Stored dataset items
· · · · · · ·
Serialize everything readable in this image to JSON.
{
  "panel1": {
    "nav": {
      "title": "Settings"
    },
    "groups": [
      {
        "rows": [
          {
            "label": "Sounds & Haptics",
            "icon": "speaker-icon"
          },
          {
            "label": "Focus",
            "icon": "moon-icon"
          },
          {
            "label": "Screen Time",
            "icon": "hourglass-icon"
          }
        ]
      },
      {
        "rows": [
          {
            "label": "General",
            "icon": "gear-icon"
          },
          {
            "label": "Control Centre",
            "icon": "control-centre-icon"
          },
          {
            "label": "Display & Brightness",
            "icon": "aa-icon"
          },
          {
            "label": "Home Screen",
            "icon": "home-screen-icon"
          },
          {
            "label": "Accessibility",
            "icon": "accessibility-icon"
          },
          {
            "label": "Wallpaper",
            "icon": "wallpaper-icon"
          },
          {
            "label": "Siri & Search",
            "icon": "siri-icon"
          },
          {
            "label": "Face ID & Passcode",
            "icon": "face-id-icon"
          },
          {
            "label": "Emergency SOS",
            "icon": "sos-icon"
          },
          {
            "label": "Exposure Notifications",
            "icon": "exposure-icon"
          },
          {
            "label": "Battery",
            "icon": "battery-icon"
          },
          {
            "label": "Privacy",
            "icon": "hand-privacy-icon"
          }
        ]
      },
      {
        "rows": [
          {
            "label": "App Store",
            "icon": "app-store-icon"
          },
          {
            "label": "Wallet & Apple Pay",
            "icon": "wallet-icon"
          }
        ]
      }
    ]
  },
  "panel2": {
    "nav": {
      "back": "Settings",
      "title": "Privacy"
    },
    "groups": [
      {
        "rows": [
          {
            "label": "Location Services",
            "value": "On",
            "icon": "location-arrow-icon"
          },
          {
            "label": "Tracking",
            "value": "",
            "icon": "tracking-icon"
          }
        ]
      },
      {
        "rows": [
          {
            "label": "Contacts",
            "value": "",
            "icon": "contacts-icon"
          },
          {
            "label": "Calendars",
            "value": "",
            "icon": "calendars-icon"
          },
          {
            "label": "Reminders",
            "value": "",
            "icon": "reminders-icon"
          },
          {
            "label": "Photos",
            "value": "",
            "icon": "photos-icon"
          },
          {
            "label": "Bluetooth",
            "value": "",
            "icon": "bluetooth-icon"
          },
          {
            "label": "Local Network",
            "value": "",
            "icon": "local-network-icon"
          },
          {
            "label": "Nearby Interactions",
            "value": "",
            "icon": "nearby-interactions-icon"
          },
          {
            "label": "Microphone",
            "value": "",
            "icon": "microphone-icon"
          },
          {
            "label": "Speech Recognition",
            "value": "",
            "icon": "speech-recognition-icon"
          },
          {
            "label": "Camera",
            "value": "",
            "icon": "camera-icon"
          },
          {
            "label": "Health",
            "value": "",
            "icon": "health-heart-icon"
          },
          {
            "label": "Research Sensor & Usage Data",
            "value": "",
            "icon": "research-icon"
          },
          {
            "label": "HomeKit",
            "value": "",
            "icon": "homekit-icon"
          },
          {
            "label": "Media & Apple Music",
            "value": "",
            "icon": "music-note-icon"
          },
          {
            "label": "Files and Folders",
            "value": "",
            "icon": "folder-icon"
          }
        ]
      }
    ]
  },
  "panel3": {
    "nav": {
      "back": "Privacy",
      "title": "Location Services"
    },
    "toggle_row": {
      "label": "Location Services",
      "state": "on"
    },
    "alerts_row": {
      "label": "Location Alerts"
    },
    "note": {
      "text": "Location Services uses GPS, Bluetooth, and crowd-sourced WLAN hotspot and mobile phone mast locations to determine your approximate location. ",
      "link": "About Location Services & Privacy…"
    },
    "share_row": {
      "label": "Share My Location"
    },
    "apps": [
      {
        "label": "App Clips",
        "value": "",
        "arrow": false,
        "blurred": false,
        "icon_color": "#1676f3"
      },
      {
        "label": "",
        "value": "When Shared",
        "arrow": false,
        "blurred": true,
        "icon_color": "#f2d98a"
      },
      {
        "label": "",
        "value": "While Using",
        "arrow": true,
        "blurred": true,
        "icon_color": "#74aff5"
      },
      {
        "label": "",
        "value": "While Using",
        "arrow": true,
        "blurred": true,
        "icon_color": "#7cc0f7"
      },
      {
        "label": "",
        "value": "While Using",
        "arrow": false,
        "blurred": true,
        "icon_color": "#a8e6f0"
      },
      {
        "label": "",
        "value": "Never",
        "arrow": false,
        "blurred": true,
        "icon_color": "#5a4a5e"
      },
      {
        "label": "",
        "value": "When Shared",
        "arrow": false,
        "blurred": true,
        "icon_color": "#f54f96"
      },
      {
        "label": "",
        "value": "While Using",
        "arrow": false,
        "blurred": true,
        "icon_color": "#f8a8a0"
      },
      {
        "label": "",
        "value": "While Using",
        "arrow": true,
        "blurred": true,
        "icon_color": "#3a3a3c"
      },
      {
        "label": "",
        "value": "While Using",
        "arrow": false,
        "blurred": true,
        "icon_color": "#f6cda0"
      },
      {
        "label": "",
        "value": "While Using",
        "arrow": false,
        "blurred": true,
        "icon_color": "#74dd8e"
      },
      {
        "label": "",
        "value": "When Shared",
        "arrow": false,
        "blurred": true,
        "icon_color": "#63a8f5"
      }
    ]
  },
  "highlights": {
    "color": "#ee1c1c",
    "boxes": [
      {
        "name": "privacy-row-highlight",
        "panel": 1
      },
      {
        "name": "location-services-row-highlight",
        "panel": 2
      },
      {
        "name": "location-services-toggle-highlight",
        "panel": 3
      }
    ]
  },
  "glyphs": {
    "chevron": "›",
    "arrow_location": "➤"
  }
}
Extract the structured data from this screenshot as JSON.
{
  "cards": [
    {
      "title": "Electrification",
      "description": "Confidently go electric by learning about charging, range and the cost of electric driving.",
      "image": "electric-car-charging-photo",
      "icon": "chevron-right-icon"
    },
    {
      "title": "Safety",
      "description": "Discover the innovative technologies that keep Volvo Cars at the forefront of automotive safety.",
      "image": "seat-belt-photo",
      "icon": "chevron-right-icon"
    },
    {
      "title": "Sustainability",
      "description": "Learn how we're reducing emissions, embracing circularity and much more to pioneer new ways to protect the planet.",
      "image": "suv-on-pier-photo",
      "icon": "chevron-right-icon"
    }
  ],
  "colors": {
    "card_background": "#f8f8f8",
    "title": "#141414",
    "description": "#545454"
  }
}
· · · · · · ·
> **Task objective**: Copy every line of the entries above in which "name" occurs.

> **Solved problem**:
        "name": "privacy-row-highlight",
        "name": "location-services-row-highlight",
        "name": "location-services-toggle-highlight",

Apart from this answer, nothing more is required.